The answer must consist of every line below containing "this".

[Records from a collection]
-*-
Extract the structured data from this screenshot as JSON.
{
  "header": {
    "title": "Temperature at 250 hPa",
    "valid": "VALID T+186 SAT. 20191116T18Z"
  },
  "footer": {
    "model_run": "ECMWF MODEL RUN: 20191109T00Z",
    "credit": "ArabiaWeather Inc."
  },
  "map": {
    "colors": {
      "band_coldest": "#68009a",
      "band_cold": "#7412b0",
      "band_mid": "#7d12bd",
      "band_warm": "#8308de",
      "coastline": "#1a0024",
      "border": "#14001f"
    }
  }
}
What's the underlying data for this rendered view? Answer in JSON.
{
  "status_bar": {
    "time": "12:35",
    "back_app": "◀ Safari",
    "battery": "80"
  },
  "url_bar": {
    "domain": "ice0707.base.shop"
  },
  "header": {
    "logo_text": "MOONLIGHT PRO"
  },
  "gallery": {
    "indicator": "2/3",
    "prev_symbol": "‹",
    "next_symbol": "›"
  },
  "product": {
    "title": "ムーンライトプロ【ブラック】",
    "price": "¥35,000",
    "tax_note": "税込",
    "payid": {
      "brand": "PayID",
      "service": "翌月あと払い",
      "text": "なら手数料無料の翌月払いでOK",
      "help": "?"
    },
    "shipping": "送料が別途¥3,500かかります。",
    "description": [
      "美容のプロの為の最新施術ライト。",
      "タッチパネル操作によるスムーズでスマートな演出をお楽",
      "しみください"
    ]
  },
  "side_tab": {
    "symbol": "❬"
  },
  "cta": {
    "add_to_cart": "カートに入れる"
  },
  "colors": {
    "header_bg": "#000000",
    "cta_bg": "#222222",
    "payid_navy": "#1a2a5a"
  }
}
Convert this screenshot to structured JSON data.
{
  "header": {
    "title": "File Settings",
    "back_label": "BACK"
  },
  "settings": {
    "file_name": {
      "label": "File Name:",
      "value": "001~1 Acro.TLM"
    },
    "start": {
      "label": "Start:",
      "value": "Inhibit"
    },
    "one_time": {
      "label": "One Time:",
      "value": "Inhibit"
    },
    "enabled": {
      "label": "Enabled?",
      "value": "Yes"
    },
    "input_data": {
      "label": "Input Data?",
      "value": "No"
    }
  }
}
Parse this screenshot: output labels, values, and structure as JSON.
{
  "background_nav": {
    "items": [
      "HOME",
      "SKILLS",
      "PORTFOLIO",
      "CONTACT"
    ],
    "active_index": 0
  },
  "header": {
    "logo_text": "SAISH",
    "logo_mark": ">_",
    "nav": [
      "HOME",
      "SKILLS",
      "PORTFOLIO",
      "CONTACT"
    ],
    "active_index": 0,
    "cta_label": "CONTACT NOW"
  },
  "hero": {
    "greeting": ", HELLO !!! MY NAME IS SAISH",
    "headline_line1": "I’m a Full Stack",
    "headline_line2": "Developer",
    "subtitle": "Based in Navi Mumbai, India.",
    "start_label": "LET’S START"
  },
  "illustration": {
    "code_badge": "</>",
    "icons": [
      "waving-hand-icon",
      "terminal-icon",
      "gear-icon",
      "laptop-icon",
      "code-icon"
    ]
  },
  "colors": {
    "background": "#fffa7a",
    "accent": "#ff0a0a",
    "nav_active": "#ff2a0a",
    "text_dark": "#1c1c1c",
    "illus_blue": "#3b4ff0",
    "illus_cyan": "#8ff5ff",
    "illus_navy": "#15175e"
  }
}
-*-
▶ _EXERCISE ANSWER_
Extract the structured data from this screenshot as JSON.
What's the underlying data for this rendered view? Answer in JSON.
Convert this screenshot to structured JSON data.
Parse this screenshot: output labels, values, and structure as JSON.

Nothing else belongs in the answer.